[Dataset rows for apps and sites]
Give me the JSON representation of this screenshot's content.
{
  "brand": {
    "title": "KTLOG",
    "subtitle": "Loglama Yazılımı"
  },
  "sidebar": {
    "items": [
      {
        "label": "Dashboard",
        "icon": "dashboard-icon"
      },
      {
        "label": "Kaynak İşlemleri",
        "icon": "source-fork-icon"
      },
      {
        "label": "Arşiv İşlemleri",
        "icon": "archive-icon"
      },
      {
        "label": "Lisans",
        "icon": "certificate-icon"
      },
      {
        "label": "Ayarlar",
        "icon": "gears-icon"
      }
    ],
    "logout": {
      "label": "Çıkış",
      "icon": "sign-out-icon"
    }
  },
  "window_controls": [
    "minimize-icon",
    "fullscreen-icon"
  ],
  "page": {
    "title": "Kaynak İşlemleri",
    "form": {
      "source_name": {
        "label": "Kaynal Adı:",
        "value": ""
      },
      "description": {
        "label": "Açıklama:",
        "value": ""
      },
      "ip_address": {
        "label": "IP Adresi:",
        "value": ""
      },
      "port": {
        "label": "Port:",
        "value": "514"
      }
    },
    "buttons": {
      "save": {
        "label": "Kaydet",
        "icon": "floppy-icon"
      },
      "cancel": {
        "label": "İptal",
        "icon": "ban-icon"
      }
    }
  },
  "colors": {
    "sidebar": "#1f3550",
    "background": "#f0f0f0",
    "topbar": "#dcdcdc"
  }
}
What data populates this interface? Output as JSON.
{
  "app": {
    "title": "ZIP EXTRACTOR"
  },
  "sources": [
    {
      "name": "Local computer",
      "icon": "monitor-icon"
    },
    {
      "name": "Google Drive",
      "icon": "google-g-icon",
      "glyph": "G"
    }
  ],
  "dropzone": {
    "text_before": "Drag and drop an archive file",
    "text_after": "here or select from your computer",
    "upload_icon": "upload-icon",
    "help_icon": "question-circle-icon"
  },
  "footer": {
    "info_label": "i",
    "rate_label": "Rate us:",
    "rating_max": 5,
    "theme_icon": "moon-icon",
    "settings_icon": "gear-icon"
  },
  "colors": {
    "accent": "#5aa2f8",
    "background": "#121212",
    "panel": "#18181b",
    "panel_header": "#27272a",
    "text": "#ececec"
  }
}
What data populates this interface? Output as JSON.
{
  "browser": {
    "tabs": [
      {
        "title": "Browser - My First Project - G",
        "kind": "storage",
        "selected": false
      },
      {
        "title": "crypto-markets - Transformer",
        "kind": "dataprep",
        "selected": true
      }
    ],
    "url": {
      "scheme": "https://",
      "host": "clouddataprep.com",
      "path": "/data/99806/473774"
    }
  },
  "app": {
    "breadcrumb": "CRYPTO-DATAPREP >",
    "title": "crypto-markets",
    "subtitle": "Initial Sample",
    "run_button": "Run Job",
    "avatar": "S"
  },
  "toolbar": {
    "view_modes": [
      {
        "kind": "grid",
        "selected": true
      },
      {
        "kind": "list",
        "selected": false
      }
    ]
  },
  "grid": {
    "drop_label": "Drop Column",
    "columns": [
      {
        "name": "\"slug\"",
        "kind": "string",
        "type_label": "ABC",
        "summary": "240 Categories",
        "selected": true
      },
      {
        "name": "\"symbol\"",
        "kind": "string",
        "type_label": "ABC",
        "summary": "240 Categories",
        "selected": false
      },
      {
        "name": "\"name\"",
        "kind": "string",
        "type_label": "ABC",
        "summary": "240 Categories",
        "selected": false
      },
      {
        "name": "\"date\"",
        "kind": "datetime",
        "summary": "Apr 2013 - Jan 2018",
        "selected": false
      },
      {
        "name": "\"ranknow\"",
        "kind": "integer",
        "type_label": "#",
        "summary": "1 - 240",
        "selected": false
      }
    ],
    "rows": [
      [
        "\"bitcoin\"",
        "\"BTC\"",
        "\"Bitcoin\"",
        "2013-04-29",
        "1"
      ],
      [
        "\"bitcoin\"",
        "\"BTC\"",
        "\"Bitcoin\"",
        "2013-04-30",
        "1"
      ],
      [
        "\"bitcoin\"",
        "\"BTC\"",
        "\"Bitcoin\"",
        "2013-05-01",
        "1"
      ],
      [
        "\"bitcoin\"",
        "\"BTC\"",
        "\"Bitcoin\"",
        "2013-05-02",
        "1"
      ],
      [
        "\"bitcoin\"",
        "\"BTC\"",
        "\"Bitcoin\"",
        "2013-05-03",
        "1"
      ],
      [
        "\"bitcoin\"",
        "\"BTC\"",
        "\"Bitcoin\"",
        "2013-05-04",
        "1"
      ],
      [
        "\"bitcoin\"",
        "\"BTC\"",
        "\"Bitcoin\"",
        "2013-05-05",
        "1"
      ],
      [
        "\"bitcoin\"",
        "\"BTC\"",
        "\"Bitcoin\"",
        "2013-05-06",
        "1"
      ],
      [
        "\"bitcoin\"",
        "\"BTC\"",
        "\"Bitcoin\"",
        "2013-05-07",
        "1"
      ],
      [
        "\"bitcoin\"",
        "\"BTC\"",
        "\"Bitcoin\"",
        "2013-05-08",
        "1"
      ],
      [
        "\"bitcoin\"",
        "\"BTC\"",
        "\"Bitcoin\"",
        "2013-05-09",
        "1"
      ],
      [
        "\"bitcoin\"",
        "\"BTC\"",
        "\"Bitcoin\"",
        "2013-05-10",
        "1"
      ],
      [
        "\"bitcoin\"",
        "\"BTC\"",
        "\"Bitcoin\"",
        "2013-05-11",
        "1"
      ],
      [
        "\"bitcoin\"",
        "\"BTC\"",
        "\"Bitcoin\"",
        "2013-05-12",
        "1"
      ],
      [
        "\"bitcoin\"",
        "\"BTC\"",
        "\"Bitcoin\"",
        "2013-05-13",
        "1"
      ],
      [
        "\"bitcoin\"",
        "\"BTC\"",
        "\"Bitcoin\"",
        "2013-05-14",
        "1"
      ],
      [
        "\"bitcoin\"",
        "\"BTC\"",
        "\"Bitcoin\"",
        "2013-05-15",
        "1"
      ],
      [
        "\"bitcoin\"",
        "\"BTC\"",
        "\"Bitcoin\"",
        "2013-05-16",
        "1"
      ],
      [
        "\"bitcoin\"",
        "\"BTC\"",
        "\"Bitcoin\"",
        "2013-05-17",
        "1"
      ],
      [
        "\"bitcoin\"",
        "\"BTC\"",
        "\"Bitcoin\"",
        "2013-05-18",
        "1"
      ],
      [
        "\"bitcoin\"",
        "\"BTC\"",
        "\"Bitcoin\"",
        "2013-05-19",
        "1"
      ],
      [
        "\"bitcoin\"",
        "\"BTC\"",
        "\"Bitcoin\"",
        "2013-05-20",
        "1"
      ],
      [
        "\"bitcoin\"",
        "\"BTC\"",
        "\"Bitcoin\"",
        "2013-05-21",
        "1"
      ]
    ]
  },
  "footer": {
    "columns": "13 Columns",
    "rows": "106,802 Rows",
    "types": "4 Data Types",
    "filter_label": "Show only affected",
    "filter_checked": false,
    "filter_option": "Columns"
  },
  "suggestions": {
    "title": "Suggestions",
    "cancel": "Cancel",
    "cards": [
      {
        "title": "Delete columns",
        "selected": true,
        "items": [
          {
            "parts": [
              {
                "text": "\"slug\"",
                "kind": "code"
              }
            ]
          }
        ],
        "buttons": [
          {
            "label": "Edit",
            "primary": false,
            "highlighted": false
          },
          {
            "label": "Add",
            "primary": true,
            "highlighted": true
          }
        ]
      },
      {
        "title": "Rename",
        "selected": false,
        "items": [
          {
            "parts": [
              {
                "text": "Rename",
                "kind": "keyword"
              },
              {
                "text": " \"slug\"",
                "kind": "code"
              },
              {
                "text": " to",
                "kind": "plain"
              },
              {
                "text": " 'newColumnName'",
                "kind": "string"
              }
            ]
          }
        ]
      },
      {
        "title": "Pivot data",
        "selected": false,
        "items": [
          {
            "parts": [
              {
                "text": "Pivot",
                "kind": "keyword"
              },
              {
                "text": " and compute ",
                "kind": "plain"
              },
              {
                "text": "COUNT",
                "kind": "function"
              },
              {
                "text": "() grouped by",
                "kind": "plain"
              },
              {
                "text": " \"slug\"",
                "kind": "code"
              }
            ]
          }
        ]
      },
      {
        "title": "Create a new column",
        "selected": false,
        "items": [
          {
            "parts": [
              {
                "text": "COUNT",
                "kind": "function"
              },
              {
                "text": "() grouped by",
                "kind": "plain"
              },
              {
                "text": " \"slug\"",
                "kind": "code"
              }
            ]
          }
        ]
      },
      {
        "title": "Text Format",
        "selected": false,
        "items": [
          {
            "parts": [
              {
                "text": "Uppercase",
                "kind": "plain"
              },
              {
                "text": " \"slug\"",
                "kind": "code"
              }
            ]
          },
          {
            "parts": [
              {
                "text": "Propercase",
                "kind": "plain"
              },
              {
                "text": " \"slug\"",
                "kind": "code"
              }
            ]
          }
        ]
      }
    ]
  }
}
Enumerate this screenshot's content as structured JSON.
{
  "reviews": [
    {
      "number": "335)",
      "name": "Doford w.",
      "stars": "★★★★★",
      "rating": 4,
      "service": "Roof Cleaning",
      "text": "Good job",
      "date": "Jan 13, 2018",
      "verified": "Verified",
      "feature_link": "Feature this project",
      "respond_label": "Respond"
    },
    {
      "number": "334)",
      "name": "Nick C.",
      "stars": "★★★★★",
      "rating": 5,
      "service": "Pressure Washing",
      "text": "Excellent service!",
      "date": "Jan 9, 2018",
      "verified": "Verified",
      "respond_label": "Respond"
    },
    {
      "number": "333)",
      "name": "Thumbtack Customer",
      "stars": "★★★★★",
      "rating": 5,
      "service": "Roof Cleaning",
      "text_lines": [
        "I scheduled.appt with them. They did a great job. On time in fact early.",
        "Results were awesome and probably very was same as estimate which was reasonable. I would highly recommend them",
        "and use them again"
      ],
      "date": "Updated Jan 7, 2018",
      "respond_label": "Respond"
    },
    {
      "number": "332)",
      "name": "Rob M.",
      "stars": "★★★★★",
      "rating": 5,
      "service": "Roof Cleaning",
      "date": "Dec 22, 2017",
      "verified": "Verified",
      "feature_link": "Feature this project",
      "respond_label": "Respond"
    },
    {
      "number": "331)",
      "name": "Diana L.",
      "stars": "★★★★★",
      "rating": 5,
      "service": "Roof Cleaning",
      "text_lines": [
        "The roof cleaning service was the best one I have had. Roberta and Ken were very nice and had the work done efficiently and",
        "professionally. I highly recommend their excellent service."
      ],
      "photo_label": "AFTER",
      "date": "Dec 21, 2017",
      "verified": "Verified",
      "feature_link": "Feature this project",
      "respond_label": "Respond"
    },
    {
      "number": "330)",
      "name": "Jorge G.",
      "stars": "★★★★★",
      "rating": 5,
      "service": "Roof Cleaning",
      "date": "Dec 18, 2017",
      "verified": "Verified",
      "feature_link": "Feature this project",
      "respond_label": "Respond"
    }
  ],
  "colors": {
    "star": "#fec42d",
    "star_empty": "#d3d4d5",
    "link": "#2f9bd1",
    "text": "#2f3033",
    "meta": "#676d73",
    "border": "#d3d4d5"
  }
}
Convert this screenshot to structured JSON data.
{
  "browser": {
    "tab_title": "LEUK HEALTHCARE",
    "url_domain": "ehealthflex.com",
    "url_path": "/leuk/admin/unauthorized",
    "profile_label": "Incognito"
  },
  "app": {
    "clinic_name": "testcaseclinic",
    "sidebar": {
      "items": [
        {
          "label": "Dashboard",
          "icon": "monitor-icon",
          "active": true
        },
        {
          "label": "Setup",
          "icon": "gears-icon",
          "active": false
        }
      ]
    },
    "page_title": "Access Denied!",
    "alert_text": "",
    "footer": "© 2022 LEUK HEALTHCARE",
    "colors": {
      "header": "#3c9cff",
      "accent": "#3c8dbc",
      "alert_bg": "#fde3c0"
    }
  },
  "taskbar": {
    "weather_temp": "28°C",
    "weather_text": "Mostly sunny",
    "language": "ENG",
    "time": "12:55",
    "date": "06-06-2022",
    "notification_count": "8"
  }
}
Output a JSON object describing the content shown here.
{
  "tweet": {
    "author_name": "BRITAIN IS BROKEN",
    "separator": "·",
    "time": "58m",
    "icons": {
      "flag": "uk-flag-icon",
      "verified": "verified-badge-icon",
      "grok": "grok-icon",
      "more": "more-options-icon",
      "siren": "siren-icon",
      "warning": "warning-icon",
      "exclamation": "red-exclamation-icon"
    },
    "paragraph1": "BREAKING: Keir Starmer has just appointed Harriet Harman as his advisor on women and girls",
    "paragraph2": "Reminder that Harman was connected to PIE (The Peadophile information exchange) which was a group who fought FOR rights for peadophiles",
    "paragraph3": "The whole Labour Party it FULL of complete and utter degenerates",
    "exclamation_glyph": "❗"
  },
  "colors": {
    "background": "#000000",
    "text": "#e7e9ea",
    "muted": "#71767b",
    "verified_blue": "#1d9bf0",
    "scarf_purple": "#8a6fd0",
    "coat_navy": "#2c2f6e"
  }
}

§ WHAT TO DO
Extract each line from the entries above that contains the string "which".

§ WORKED SOLUTION
        "Results were awesome and probably very was same as estimate which was reasonable. I would highly recommend them",
    "paragraph2": "Reminder that Harman was connected to PIE (The Peadophile information exchange) which was a group who fought FOR rights for peadophiles",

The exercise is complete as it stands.